The massive followers of OLOOLU knew the implication of the impending war between the two powerful men and they stayed aloof in order to prevent possible inflictions during the battle.

OLOOLU dared IPONRIKU and he was able to bring down one of the IPONRIKU’s wives and took to his heels, IPONRIKU ran after him and was able to catch up with him at the deserted GEGE market junction where both engaged each other in war-like confrontation, IPONRIKU was able to overpower OLOOLU while he rendered him unconscious. He took out his sword and cut-off OLOOLU ‘s head. He took his head and his masquerade regalia away with him.

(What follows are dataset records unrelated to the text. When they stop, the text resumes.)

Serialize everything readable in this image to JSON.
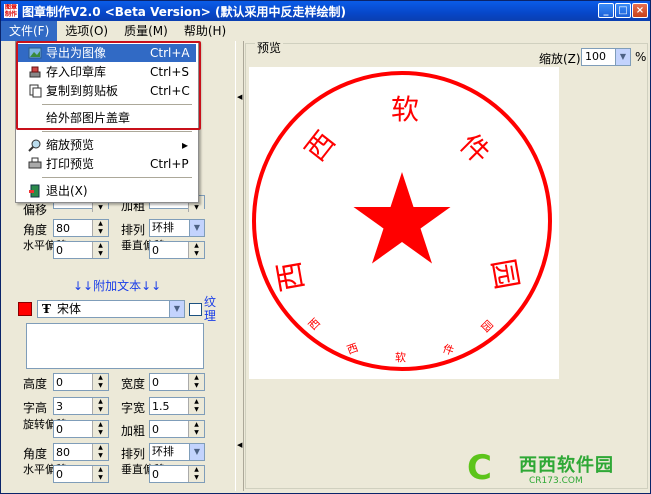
{
  "window": {
    "title": "图章制作V2.0 <Beta Version> (默认采用中反走样绘制)",
    "icon_text": "图章制作"
  },
  "menubar": [
    "文件(F)",
    "选项(O)",
    "质量(M)",
    "帮助(H)"
  ],
  "file_menu": [
    {
      "label": "导出为图像",
      "shortcut": "Ctrl+A",
      "icon": "export-image-icon"
    },
    {
      "label": "存入印章库",
      "shortcut": "Ctrl+S",
      "icon": "save-library-icon"
    },
    {
      "label": "复制到剪贴板",
      "shortcut": "Ctrl+C",
      "icon": "copy-icon"
    },
    {
      "label": "给外部图片盖章",
      "shortcut": "",
      "icon": ""
    },
    {
      "label": "缩放预览",
      "shortcut": "",
      "icon": "zoom-icon"
    },
    {
      "label": "打印预览",
      "shortcut": "Ctrl+P",
      "icon": "print-icon"
    },
    {
      "label": "退出(X)",
      "shortcut": "",
      "icon": "exit-icon"
    }
  ],
  "upper_fields": {
    "offset_label": "偏移",
    "bold_label": "加粗",
    "angle_label": "角度",
    "angle_value": "80",
    "arrange_label": "排列",
    "arrange_value": "环排",
    "hoffset_label": "水平偏移",
    "hoffset_value": "0",
    "voffset_label": "垂直偏移",
    "voffset_value": "0"
  },
  "addtext_label": "↓↓附加文本↓↓",
  "font": {
    "name": "宋体",
    "icon": "truetype-icon",
    "texture_label": "纹理",
    "color": "#ff0000"
  },
  "lower_fields": {
    "height_label": "高度",
    "height_value": "0",
    "width_label": "宽度",
    "width_value": "0",
    "char_height_label": "字高",
    "char_height_value": "3",
    "char_width_label": "字宽",
    "char_width_value": "1.5",
    "rotate_label": "旋转偏移",
    "rotate_value": "0",
    "bold_label": "加粗",
    "bold_value": "0",
    "angle_label": "角度",
    "angle_value": "80",
    "arrange_label": "排列",
    "arrange_value": "环排",
    "hoffset_label": "水平偏移",
    "hoffset_value": "0",
    "voffset_label": "垂直偏移",
    "voffset_value": "0"
  },
  "preview": {
    "group_label": "预览",
    "zoom_label": "缩放(Z)",
    "zoom_value": "100",
    "zoom_unit": "%",
    "seal_color": "#ff0000",
    "arc_text": [
      "西",
      "西",
      "软",
      "件",
      "园"
    ],
    "inner_text": [
      "西",
      "西",
      "软",
      "件",
      "园"
    ]
  },
  "watermark": {
    "text": "西西软件园",
    "sub": "CR173.COM"
  }
}
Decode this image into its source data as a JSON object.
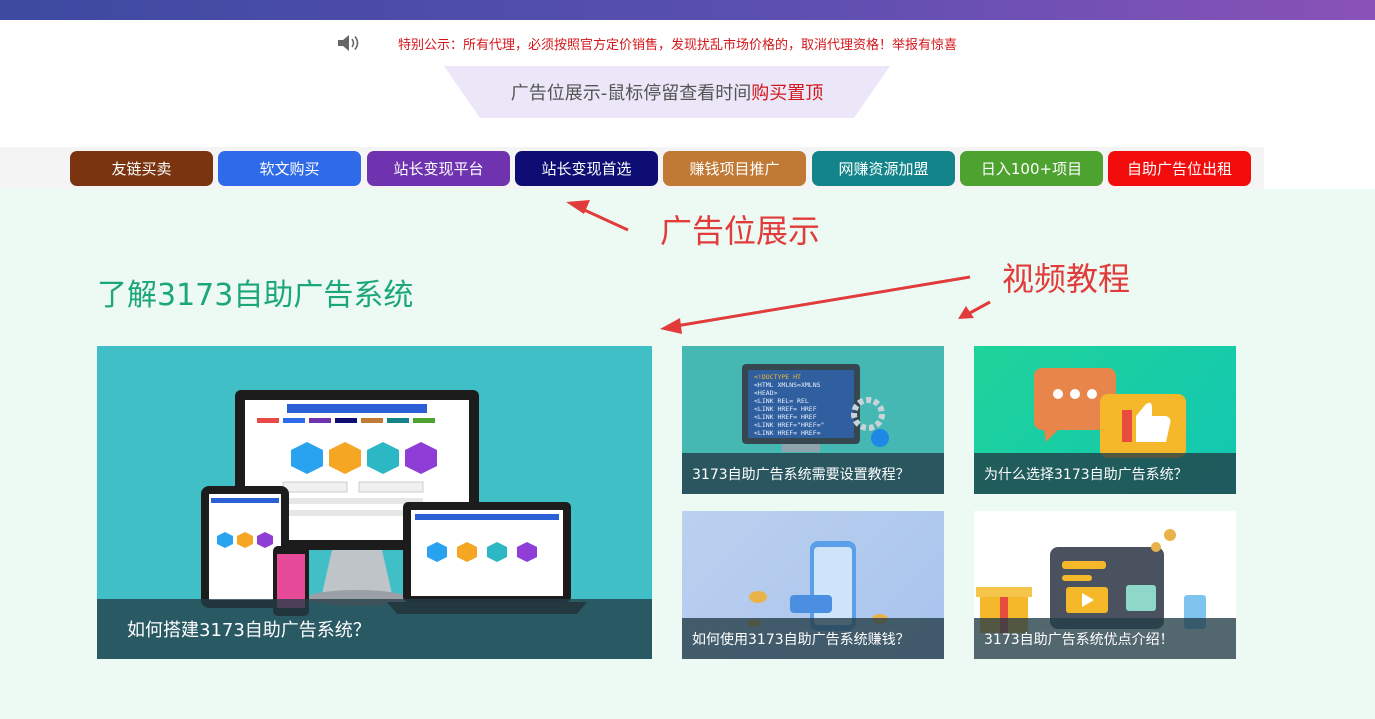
{
  "notice": {
    "icon": "speaker-icon",
    "text": "特别公示：所有代理，必须按照官方定价销售，发现扰乱市场价格的，取消代理资格！举报有惊喜"
  },
  "ad_tab": {
    "text_prefix": "广告位展示-鼠标停留查看时间",
    "text_highlight": "购买置顶"
  },
  "nav": [
    {
      "label": "友链买卖",
      "color": "#7a3510"
    },
    {
      "label": "软文购买",
      "color": "#2f6be8"
    },
    {
      "label": "站长变现平台",
      "color": "#6f33b0"
    },
    {
      "label": "站长变现首选",
      "color": "#0d0d73"
    },
    {
      "label": "赚钱项目推广",
      "color": "#c07a35"
    },
    {
      "label": "网赚资源加盟",
      "color": "#13858a"
    },
    {
      "label": "日入100+项目",
      "color": "#4ea22f"
    },
    {
      "label": "自助广告位出租",
      "color": "#f20c0c"
    }
  ],
  "annotations": {
    "ad_display": "广告位展示",
    "video_tutorial": "视频教程"
  },
  "section": {
    "title": "了解3173自助广告系统"
  },
  "cards": [
    {
      "caption": "如何搭建3173自助广告系统？"
    },
    {
      "caption": "3173自助广告系统需要设置教程？"
    },
    {
      "caption": "为什么选择3173自助广告系统？"
    },
    {
      "caption": "如何使用3173自助广告系统赚钱？"
    },
    {
      "caption": "3173自助广告系统优点介绍！"
    }
  ],
  "code_lines": [
    "<!DOCTYPE HT",
    "<HTML XMLNS=XMLNS",
    "<HEAD>",
    "<LINK REL= REL",
    "<LINK HREF= HREF",
    "<LINK HREF= HREF",
    "<LINK HREF=\"HREF=\"",
    "<LINK HREF= HREF="
  ]
}
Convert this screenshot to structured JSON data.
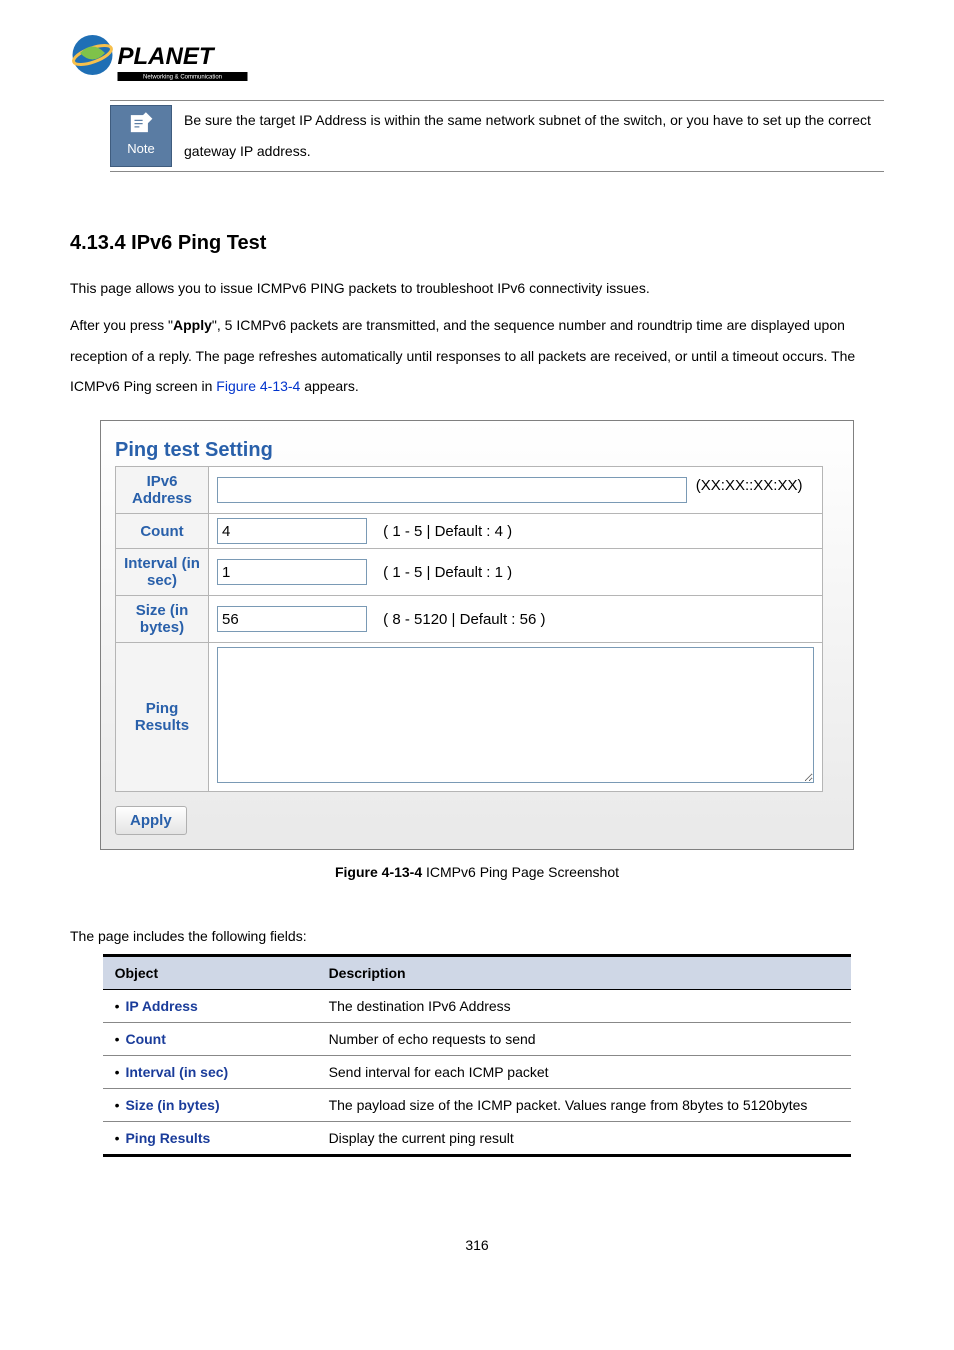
{
  "logo": {
    "brand": "PLANET",
    "tagline": "Networking & Communication"
  },
  "note": {
    "label": "Note",
    "text": "Be sure the target IP Address is within the same network subnet of the switch, or you have to set up the correct gateway IP address."
  },
  "section_heading": "4.13.4 IPv6 Ping Test",
  "intro_paragraph_1": "This page allows you to issue ICMPv6 PING packets to troubleshoot IPv6 connectivity issues.",
  "intro_paragraph_2a": "After you press \"",
  "intro_paragraph_2_bold": "Apply",
  "intro_paragraph_2b": "\", 5 ICMPv6 packets are transmitted, and the sequence number and roundtrip time are displayed upon reception of a reply. The page refreshes automatically until responses to all packets are received, or until a timeout occurs. The ICMPv6 Ping screen in ",
  "intro_paragraph_2_link": "Figure 4-13-4",
  "intro_paragraph_2c": " appears.",
  "screenshot": {
    "title": "Ping test Setting",
    "rows": {
      "ipv6_address": {
        "label": "IPv6 Address",
        "value": "",
        "hint": "(XX:XX::XX:XX)"
      },
      "count": {
        "label": "Count",
        "value": "4",
        "hint": "( 1 - 5 | Default : 4 )"
      },
      "interval": {
        "label": "Interval (in sec)",
        "value": "1",
        "hint": "( 1 - 5 | Default : 1 )"
      },
      "size": {
        "label": "Size (in bytes)",
        "value": "56",
        "hint": "( 8 - 5120 | Default : 56 )"
      },
      "results": {
        "label": "Ping Results",
        "value": ""
      }
    },
    "apply": "Apply"
  },
  "figure_caption_bold": "Figure 4-13-4",
  "figure_caption_rest": " ICMPv6 Ping Page Screenshot",
  "fields_intro": "The page includes the following fields:",
  "fields_table": {
    "headers": {
      "object": "Object",
      "description": "Description"
    },
    "rows": [
      {
        "object": "IP Address",
        "description": "The destination IPv6 Address"
      },
      {
        "object": "Count",
        "description": "Number of echo requests to send"
      },
      {
        "object": "Interval (in sec)",
        "description": "Send interval for each ICMP packet"
      },
      {
        "object": "Size (in bytes)",
        "description": "The payload size of the ICMP packet. Values range from 8bytes to 5120bytes"
      },
      {
        "object": "Ping Results",
        "description": "Display the current ping result"
      }
    ]
  },
  "page_number": "316"
}
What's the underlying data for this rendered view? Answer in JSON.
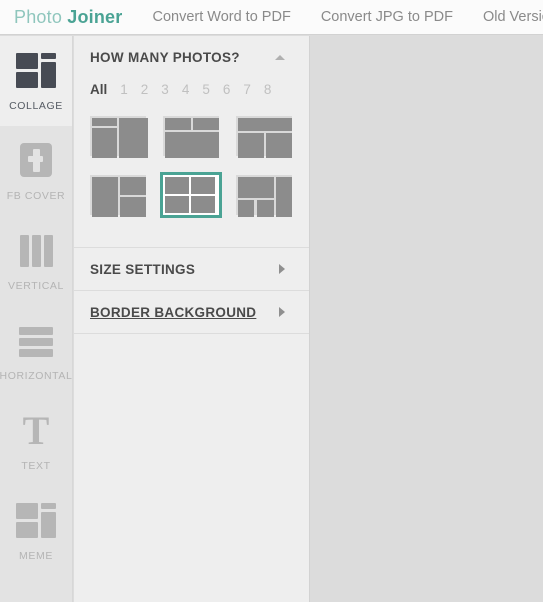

The news of the incident spread across the city of Ibadan and beyond. The colonial authority brought the situation under control as quickly as possible before it escalated to a full-blown war among the people, especially amongst the two opposing followers, and the government hence came up with strict regulations against the traditional and ritual practices among the locals at the time. Egungun festival was banned for several years to suppress the bitterness and needless calls for reprisal attacks.

That was the end of baba Alowonle’s narration, IPONRIKU fought and killed OLOOLU in 1928.

Don’t let us forget that a similar incident took place in the 80’s between the new generation of OLOOLU and AJAGBE-MO-KEFERI (a popular Islamic scholar who was famous in the 80’s), who also warned OLOOLU not to pass through his street. OLOOLU disregard the warning and that nearly became a religious war between the traditionalists and Islamic community at that time. The situation was brought under control by the stern interference of the then military administration at that time.

Iponriku p’Oloolu si Gege, p’Oloolu. I don’t know how far the story it’s true, but I remember we sang the trite song always at that time as little kids.

Source:.Prince Hammed Olajide